After the cancellation of the excellent Time Out Fim Guide, and the termination of Halliwell's Film Guide with the awful Movies That Matter, the Radio Times Guide To Films is now the last remaining annual film guide published in the UK. It's now in its thirteenth edition, though how long it can survive in print, when many other reference books are moving online, remains to be seen.

518 films have been added since last year's edition. They include The Dark Knight Rises ("a superhero franchise unmatched for its mood, menace and quality"), To Rome With Love ("fluffily entertaining"), Prometheus ("asks profound questions about creation and mortality"), The Artist ("this loving pastiche is a sheer delight"), Hugo ("a little indulgent and heavy for kids"), Carnage ("a tightly wound, enjoyably cynical little chamber piece"), and Spy Kids IV ("frenetic and charmless").

The Radio Times Guide To Films had a now-forgotten predecessor: the Radio Times Film & Video Guide, by Derek Winnert.
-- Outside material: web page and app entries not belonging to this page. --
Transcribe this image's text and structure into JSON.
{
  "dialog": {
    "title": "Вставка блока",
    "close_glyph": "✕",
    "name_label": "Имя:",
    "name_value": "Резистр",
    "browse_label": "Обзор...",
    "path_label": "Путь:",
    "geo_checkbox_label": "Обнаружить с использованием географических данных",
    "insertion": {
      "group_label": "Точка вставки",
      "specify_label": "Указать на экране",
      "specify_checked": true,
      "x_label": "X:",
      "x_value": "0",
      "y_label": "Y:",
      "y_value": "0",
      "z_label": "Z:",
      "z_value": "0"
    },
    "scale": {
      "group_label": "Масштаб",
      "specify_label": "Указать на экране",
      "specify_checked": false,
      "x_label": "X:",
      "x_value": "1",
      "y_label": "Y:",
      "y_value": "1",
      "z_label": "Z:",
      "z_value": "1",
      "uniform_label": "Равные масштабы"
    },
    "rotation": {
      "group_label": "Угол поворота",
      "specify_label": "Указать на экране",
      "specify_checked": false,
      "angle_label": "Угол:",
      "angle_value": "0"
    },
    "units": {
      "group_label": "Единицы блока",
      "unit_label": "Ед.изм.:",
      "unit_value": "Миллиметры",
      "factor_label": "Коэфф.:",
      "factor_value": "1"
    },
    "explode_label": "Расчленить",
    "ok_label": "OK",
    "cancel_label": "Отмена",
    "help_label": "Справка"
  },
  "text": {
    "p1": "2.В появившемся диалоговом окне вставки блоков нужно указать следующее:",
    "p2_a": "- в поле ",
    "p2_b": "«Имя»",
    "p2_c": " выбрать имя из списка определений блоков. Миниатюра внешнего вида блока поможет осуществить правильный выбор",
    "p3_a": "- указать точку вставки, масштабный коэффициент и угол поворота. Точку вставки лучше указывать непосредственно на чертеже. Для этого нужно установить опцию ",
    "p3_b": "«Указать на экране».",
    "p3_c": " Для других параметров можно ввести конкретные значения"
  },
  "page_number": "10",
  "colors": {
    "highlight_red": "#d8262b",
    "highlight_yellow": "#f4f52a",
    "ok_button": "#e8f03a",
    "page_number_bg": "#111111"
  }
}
The book was published in 1993 and 1994, though it was withdrawn from sale after a plagiarism lawsuit from the publishers of Halliwell's Film Guide. There is also a comprehensive Radio Times Guide To TV Comedy.


Fourteen academics, including the entire editorial board of the journal Sohbat, are facing blasphemy charges in Pakistan, following complaints that the journal published art promoting homosexuality and defaming the Koran. The controversy relates to an article in the journal's third issue, Shedding The Fig Leaf, in which Aasim Akhtar discussed queer theory in relation to contemporary Pakistani art.

The article was illustrated by two paintings, by Muhammad Ali, of Muslim clerics sitting with semi-naked boys. Quotations from the Koran inscribed on a shrine are visible in the background. The journal, published by the National College of Arts, was withdrawn from circulation in May, and its editorial board was disbanded.